## PROBLEM DETAILS:
Nothing in the records below should be altered in the copy, although the pictures must be left out.

## INPUT MATERIAL:
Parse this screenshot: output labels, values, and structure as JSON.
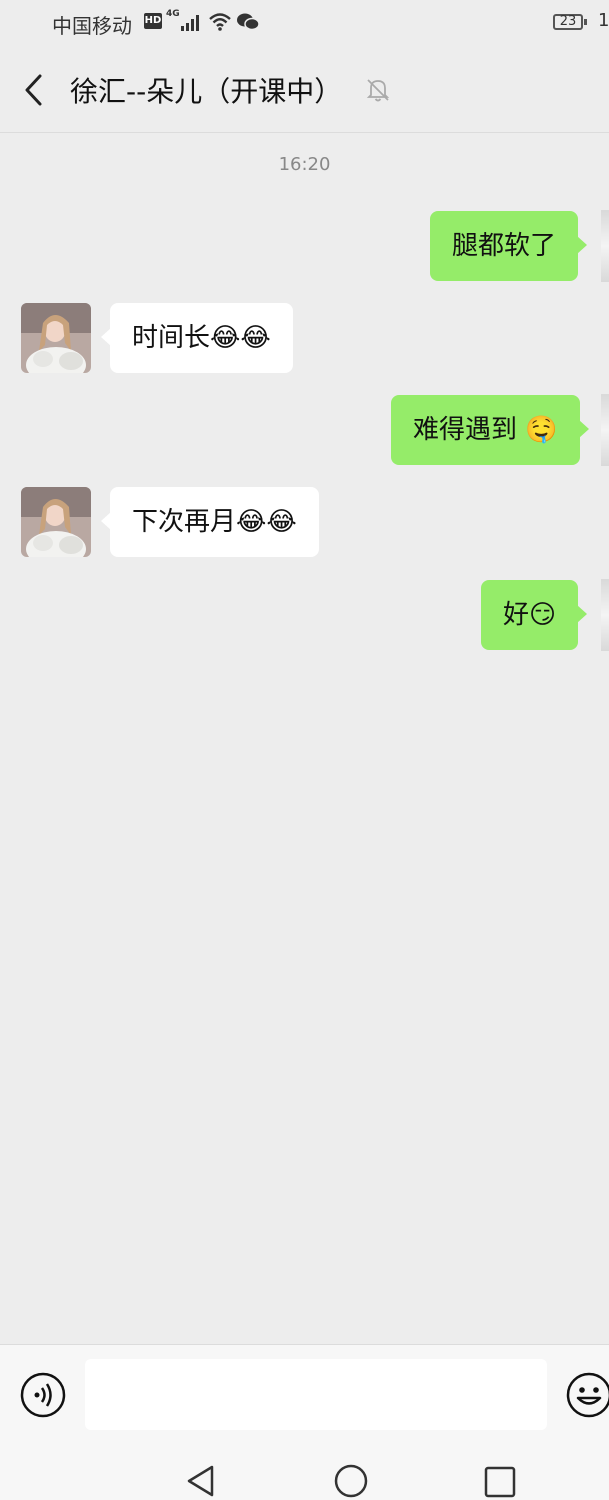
{
  "status_bar": {
    "carrier": "中国移动",
    "hd": "HD",
    "network": "4G",
    "battery": "23",
    "clock_fragment": "1"
  },
  "header": {
    "title": "徐汇--朵儿（开课中）"
  },
  "chat": {
    "time_separator": "16:20",
    "messages": [
      {
        "side": "out",
        "text": "腿都软了",
        "emoji": ""
      },
      {
        "side": "in",
        "text": "时间长",
        "emoji": "😂😂"
      },
      {
        "side": "out",
        "text": "难得遇到",
        "emoji": "🤤"
      },
      {
        "side": "in",
        "text": "下次再月",
        "emoji": "😂😂"
      },
      {
        "side": "out",
        "text": "好",
        "emoji": "😏"
      }
    ]
  },
  "input": {
    "value": "",
    "placeholder": ""
  },
  "colors": {
    "outgoing_bubble": "#95ec69",
    "incoming_bubble": "#ffffff",
    "background": "#ededed"
  }
}
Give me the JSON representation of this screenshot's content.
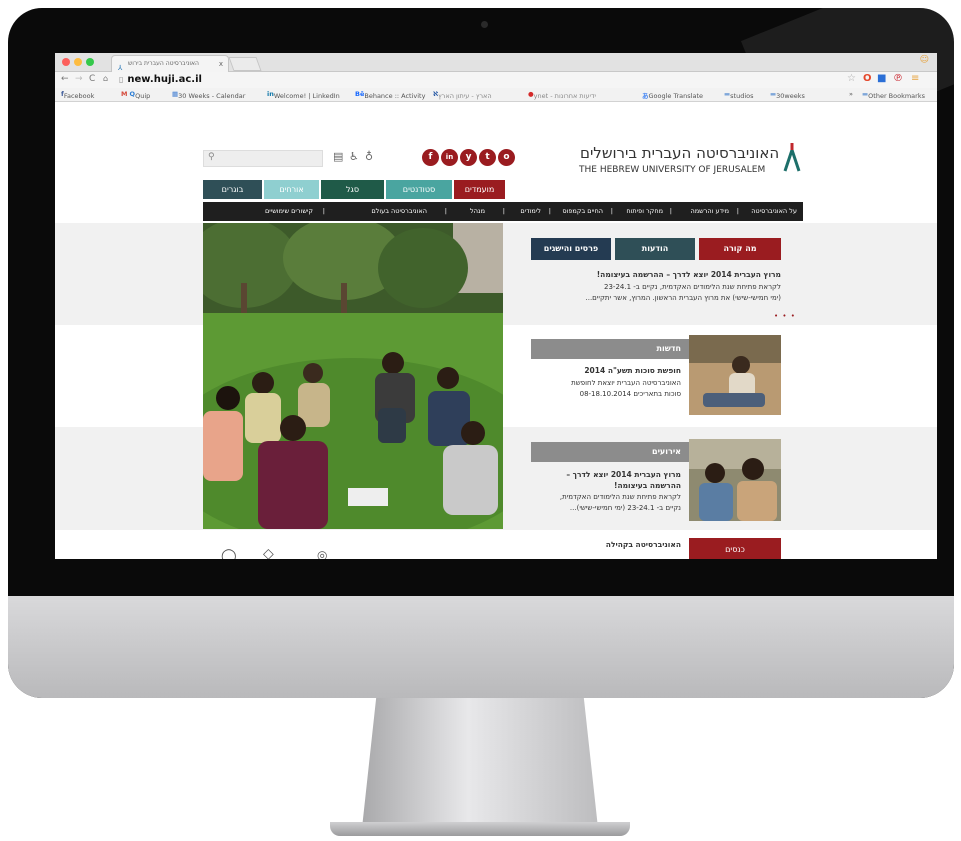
{
  "browser": {
    "tab_title": "האוניברסיטה העברית בירוש",
    "tab_close": "x",
    "url": "new.huji.ac.il",
    "bookmarks": [
      "Facebook",
      "Quip",
      "30 Weeks - Calendar",
      "Welcome! | LinkedIn",
      "Behance :: Activity",
      "הארץ - עיתון הארץ",
      "ynet - ידיעות אחרונות",
      "Google Translate",
      "studios",
      "30weeks",
      "Other Bookmarks"
    ],
    "bookmarks_overflow": "»"
  },
  "site": {
    "logo_hebrew": "האוניברסיטה העברית בירושלים",
    "logo_english": "THE HEBREW UNIVERSITY OF JERUSALEM",
    "search_placeholder": "",
    "social": [
      "f",
      "in",
      "y",
      "t",
      "o"
    ],
    "audiences": [
      "מועמדים",
      "סטודנטים",
      "סגל",
      "אורחים",
      "בוגרים"
    ],
    "main_nav": [
      "על האוניברסיטה",
      "מידע והרשמה",
      "מחקר ופיתוח",
      "החיים בקמפוס",
      "לימודים",
      "מנהל",
      "האוניברסיטה בעולם",
      "קישורים שימושיים"
    ],
    "feature_tabs": [
      "מה קורה",
      "הודעות",
      "פרסים והישגים"
    ],
    "feature": {
      "title": "מרוץ העברית 2014 יוצא לדרך – ההרשמה בעיצומה!",
      "line1": "לקראת פתיחת שנת הלימודים האקדמית, נקיים ב- 23-24.1",
      "line2": "(ימי חמישי-שישי) את מרוץ העברית הראשון. המרוץ, אשר יתקיים...",
      "dots": "• • •"
    },
    "news": {
      "header": "חדשות",
      "title": "חופשת סוכות תשע\"ה 2014",
      "line1": "האוניברסיטה העברית יוצאת לחופשת",
      "line2": "סוכות בתאריכים 08-18.10.2014"
    },
    "events": {
      "header": "אירועים",
      "title1": "מרוץ העברית 2014 יוצא לדרך –",
      "title2": "ההרשמה בעיצומה!",
      "line1": "לקראת פתיחת שנת הלימודים האקדמית,",
      "line2": "נקיים ב- 23-24.1 (ימי חמישי-שישי)..."
    },
    "bottom": {
      "button": "כנסים",
      "heading": "האוניברסיטה בקהילה"
    }
  },
  "colors": {
    "brand_red": "#9a1c20",
    "teal": "#4aa5a0",
    "light_teal": "#8fcfd0",
    "dark_green": "#1f5a48",
    "dark_slate": "#2f4f57",
    "navy": "#243b52",
    "nav_black": "#1f1f1f",
    "gray_header": "#8c8c8c"
  }
}
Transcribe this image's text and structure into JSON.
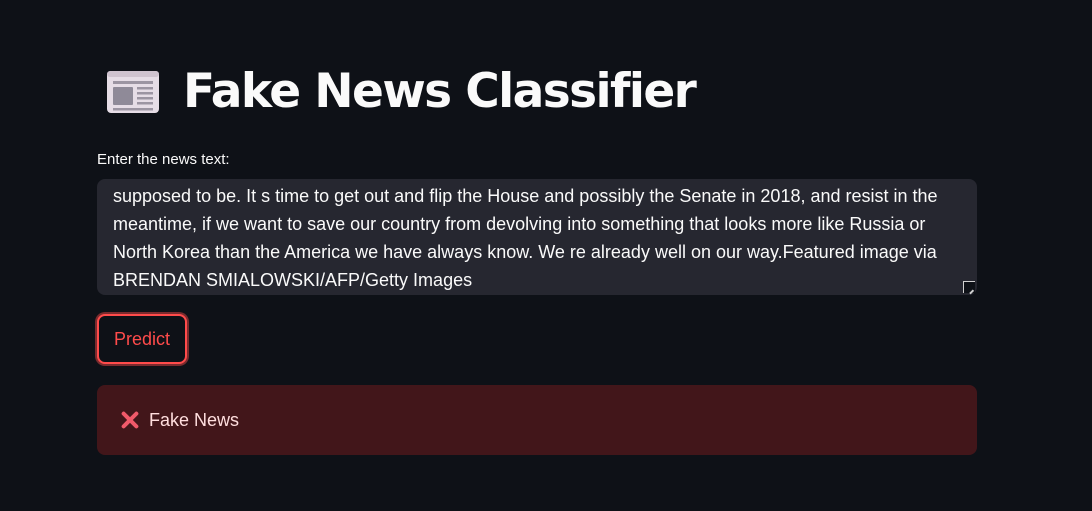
{
  "page": {
    "title": "Fake News Classifier",
    "title_icon": "newspaper-icon"
  },
  "input": {
    "label": "Enter the news text:",
    "value": "supposed to be. It s time to get out and flip the House and possibly the Senate in 2018, and resist in the meantime, if we want to save our country from devolving into something that looks more like Russia or North Korea than the America we have always know. We re already well on our way.Featured image via BRENDAN SMIALOWSKI/AFP/Getty Images"
  },
  "actions": {
    "predict_label": "Predict"
  },
  "result": {
    "icon": "cross-mark-icon",
    "text": "Fake News"
  },
  "colors": {
    "background": "#0e1117",
    "accent": "#ff4b4b",
    "input_background": "#262730",
    "error_background": "#3e2428"
  }
}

## FINISHED TASK:
Parse this screenshot: output labels, values, and structure as JSON.
{
  "status_bar": {
    "carrier": "中国移动",
    "hd": "HD",
    "network": "4G",
    "battery": "23",
    "clock_fragment": "1"
  },
  "header": {
    "title": "徐汇--朵儿（开课中）"
  },
  "chat": {
    "time_separator": "16:20",
    "messages": [
      {
        "side": "out",
        "text": "腿都软了",
        "emoji": ""
      },
      {
        "side": "in",
        "text": "时间长",
        "emoji": "😂😂"
      },
      {
        "side": "out",
        "text": "难得遇到",
        "emoji": "🤤"
      },
      {
        "side": "in",
        "text": "下次再月",
        "emoji": "😂😂"
      },
      {
        "side": "out",
        "text": "好",
        "emoji": "😏"
      }
    ]
  },
  "input": {
    "value": "",
    "placeholder": ""
  },
  "colors": {
    "outgoing_bubble": "#95ec69",
    "incoming_bubble": "#ffffff",
    "background": "#ededed"
  }
}
Give me the JSON representation of this screenshot's content.
{
  "browser": {
    "tab_title": "האוניברסיטה העברית בירוש",
    "tab_close": "x",
    "url": "new.huji.ac.il",
    "bookmarks": [
      "Facebook",
      "Quip",
      "30 Weeks - Calendar",
      "Welcome! | LinkedIn",
      "Behance :: Activity",
      "הארץ - עיתון הארץ",
      "ynet - ידיעות אחרונות",
      "Google Translate",
      "studios",
      "30weeks",
      "Other Bookmarks"
    ],
    "bookmarks_overflow": "»"
  },
  "site": {
    "logo_hebrew": "האוניברסיטה העברית בירושלים",
    "logo_english": "THE HEBREW UNIVERSITY OF JERUSALEM",
    "search_placeholder": "",
    "social": [
      "f",
      "in",
      "y",
      "t",
      "o"
    ],
    "audiences": [
      "מועמדים",
      "סטודנטים",
      "סגל",
      "אורחים",
      "בוגרים"
    ],
    "main_nav": [
      "על האוניברסיטה",
      "מידע והרשמה",
      "מחקר ופיתוח",
      "החיים בקמפוס",
      "לימודים",
      "מנהל",
      "האוניברסיטה בעולם",
      "קישורים שימושיים"
    ],
    "feature_tabs": [
      "מה קורה",
      "הודעות",
      "פרסים והישגים"
    ],
    "feature": {
      "title": "מרוץ העברית 2014 יוצא לדרך – ההרשמה בעיצומה!",
      "line1": "לקראת פתיחת שנת הלימודים האקדמית, נקיים ב- 23-24.1",
      "line2": "(ימי חמישי-שישי) את מרוץ העברית הראשון. המרוץ, אשר יתקיים...",
      "dots": "• • •"
    },
    "news": {
      "header": "חדשות",
      "title": "חופשת סוכות תשע\"ה 2014",
      "line1": "האוניברסיטה העברית יוצאת לחופשת",
      "line2": "סוכות בתאריכים 08-18.10.2014"
    },
    "events": {
      "header": "אירועים",
      "title1": "מרוץ העברית 2014 יוצא לדרך –",
      "title2": "ההרשמה בעיצומה!",
      "line1": "לקראת פתיחת שנת הלימודים האקדמית,",
      "line2": "נקיים ב- 23-24.1 (ימי חמישי-שישי)..."
    },
    "bottom": {
      "button": "כנסים",
      "heading": "האוניברסיטה בקהילה"
    }
  },
  "colors": {
    "brand_red": "#9a1c20",
    "teal": "#4aa5a0",
    "light_teal": "#8fcfd0",
    "dark_green": "#1f5a48",
    "dark_slate": "#2f4f57",
    "navy": "#243b52",
    "nav_black": "#1f1f1f",
    "gray_header": "#8c8c8c"
  }
}
Transcribe this image's text and structure into JSON.
{
  "page": {
    "title": "Fake News Classifier",
    "title_icon": "newspaper-icon"
  },
  "input": {
    "label": "Enter the news text:",
    "value": "supposed to be. It s time to get out and flip the House and possibly the Senate in 2018, and resist in the meantime, if we want to save our country from devolving into something that looks more like Russia or North Korea than the America we have always know. We re already well on our way.Featured image via BRENDAN SMIALOWSKI/AFP/Getty Images"
  },
  "actions": {
    "predict_label": "Predict"
  },
  "result": {
    "icon": "cross-mark-icon",
    "text": "Fake News"
  },
  "colors": {
    "background": "#0e1117",
    "accent": "#ff4b4b",
    "input_background": "#262730",
    "error_background": "#3e2428"
  }
}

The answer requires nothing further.